- Colocasia esculenta is a perennial forb that originates from a large corm and can grow to 4 ft. (1.5 m) in height.
- Leaves, supported by 3 ft. (1 m) long petioles, are arrowhead shaped, up to 2 ft. (0.6 m) long and 1.6 ft. (0.5 m) wide, peltate and velvety on the upper surface.
- Flowering seldom occurs outside of the native range. Flowers, when present, are small and densely crowded at the apex of a fleshy stalk.
- Plants spread vegetatively through rhizomes, stolons, offshoot corms or vegetative fragments. Fruit are small berries, but are rarely produced.
- Ecological Threat

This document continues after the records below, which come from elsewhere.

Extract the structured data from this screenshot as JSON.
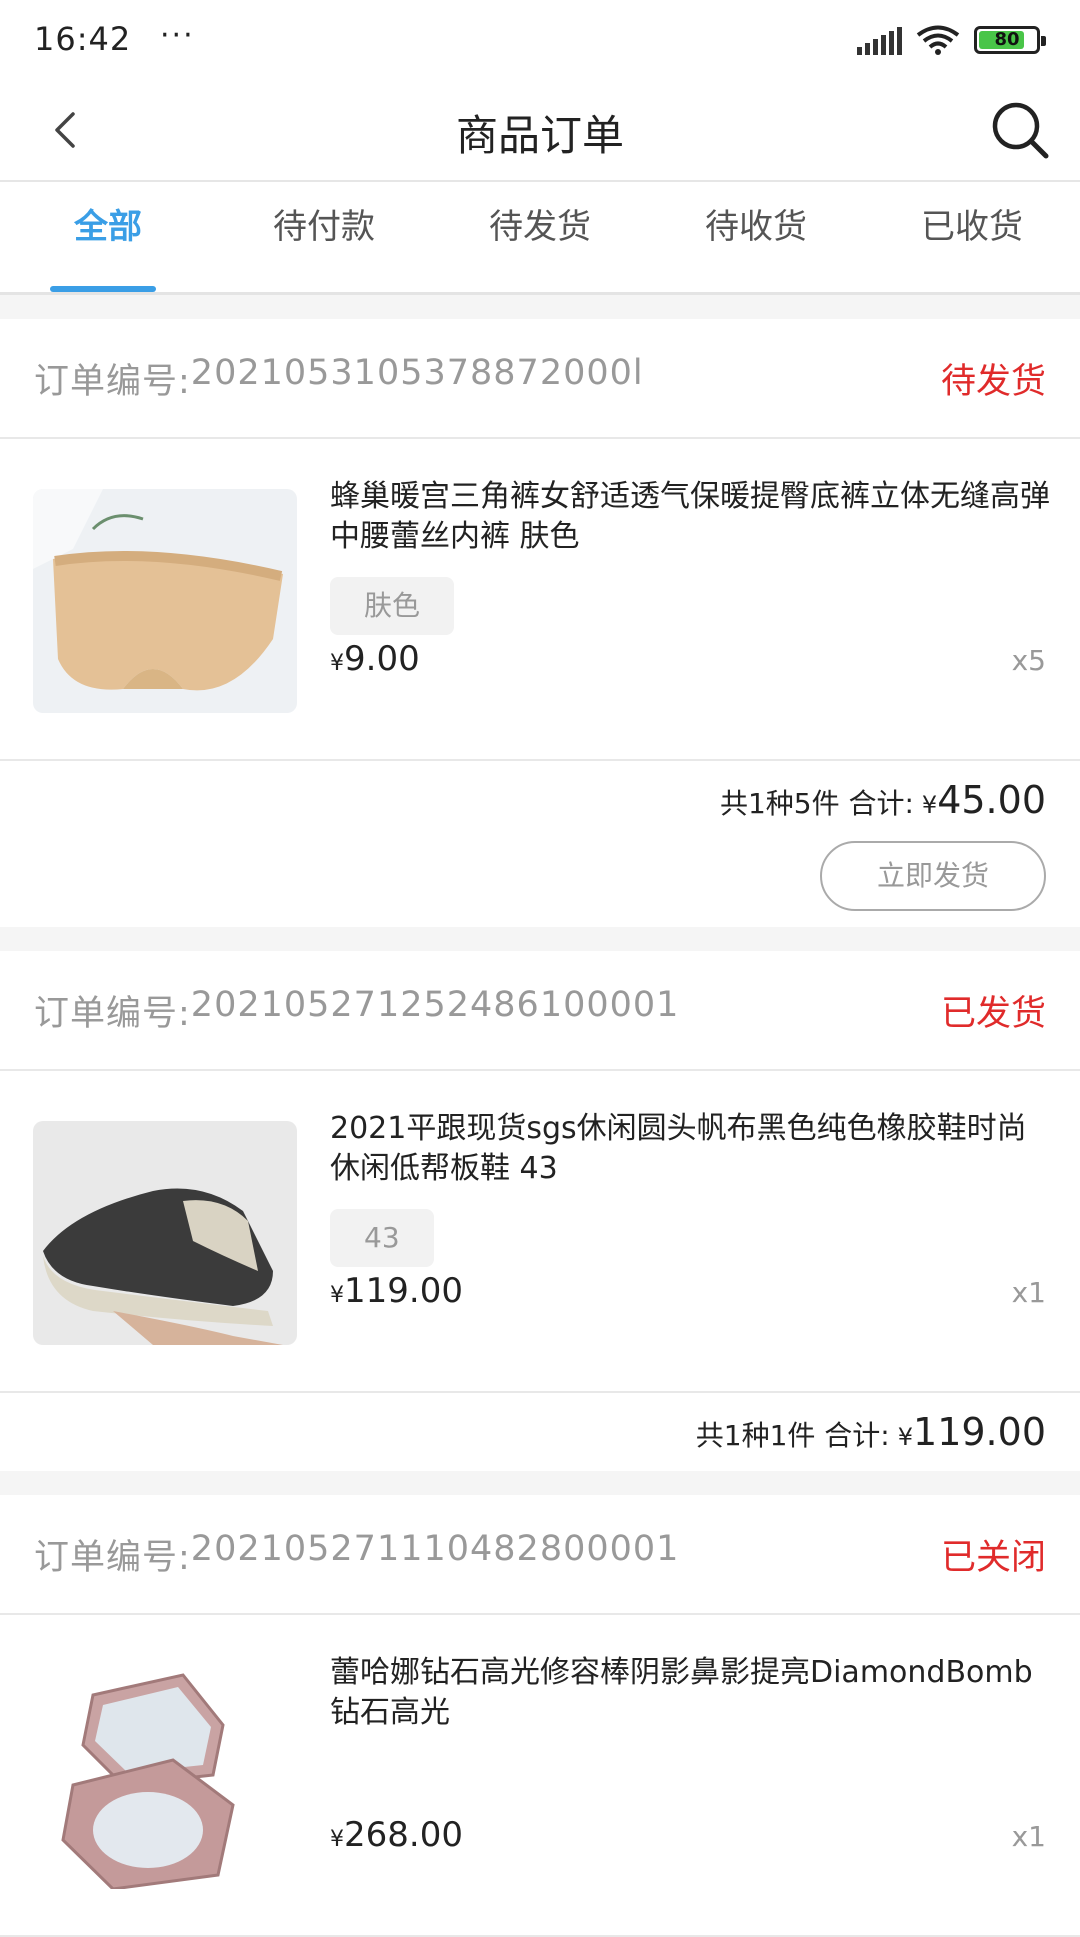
{
  "status_bar": {
    "time": "16:42",
    "dots": "···",
    "battery": "80",
    "battery_level": 0.8,
    "battery_color": "#49c548"
  },
  "header": {
    "title": "商品订单",
    "back_icon": "chevron-left-icon",
    "search_icon": "search-icon"
  },
  "tabs": [
    {
      "label": "全部",
      "active": true
    },
    {
      "label": "待付款"
    },
    {
      "label": "待发货"
    },
    {
      "label": "待收货"
    },
    {
      "label": "已收货"
    }
  ],
  "colors": {
    "accent": "#3a9ee6",
    "status_red": "#e02b2b"
  },
  "orders": [
    {
      "order_label": "订单编号:",
      "order_no": "2021053105378872000l",
      "status": "待发货",
      "item": {
        "title": "蜂巢暖宫三角裤女舒适透气保暖提臀底裤立体无缝高弹中腰蕾丝内裤 肤色",
        "sku": "肤色",
        "currency": "¥",
        "price": "9.00",
        "qty": "x5"
      },
      "summary_text": "共1种5件  合计:",
      "currency": "¥",
      "total": "45.00",
      "action_label": "立即发货"
    },
    {
      "order_label": "订单编号:",
      "order_no": "202105271252486100001",
      "status": "已发货",
      "item": {
        "title": "2021平跟现货sgs休闲圆头帆布黑色纯色橡胶鞋时尚休闲低帮板鞋 43",
        "sku": "43",
        "currency": "¥",
        "price": "119.00",
        "qty": "x1"
      },
      "summary_text": "共1种1件  合计:",
      "currency": "¥",
      "total": "119.00"
    },
    {
      "order_label": "订单编号:",
      "order_no": "202105271110482800001",
      "status": "已关闭",
      "item": {
        "title": "蕾哈娜钻石高光修容棒阴影鼻影提亮DiamondBomb钻石高光",
        "currency": "¥",
        "price": "268.00",
        "qty": "x1"
      }
    }
  ]
}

- Colocasia esculenta can tolerate a wide range of wet to dry sites. It easily invades wetland edges, swamps, blackwater streams and riverine forests. Colocasia esculenta can form dense stands outcompeting native plants. It is native to Africa and was first brought to the Americas as a food crop for slaves. In 1910, Colocasia esculenta was also promoted as an alternative crop to potatoes by the USDA. There are similar native species and some similar exotic species but in all of these similar species their petioles attach to the margin of the leaf blades rather than in the middle as with Colocasia esculenta.